(Records to process begins)
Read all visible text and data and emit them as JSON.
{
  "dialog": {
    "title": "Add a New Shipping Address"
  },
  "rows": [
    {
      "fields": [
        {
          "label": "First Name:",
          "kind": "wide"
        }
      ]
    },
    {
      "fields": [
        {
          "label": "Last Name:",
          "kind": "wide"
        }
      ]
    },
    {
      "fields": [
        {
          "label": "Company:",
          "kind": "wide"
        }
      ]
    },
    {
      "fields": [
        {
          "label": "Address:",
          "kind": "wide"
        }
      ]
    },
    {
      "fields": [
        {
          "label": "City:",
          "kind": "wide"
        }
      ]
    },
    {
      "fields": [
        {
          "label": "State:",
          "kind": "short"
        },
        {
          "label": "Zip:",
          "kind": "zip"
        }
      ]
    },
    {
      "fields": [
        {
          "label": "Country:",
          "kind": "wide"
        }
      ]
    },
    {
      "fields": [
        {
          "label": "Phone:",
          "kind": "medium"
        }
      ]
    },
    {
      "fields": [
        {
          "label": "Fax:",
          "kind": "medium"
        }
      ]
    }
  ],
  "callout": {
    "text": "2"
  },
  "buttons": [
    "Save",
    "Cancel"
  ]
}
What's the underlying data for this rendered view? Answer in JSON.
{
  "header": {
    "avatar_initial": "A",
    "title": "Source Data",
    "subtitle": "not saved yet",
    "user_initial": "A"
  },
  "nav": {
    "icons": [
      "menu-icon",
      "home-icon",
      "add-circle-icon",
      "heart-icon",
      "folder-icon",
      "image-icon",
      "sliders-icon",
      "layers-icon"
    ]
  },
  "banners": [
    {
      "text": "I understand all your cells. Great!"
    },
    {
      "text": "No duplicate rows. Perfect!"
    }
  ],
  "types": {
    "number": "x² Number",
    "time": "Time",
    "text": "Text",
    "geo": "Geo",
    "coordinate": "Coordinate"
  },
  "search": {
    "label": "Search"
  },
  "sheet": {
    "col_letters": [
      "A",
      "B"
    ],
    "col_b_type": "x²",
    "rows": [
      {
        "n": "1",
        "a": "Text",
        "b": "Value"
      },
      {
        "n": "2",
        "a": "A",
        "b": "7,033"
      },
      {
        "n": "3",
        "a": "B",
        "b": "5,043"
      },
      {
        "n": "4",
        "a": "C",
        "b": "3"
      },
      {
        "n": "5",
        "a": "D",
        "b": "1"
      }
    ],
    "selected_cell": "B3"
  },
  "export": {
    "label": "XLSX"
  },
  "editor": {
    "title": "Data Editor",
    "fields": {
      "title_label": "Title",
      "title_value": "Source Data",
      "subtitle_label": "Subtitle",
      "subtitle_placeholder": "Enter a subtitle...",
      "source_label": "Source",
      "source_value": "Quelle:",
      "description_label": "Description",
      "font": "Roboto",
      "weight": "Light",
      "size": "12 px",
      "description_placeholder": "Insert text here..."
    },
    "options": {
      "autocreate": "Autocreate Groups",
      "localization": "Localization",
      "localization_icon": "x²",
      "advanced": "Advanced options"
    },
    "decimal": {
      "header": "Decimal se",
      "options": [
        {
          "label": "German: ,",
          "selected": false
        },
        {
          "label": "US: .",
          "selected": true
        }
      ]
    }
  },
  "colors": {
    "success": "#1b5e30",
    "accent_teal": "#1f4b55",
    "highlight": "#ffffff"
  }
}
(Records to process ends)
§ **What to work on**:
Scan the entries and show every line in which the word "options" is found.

§ **Exercise result**:
    "options": {
      "advanced": "Advanced options"
      "options": [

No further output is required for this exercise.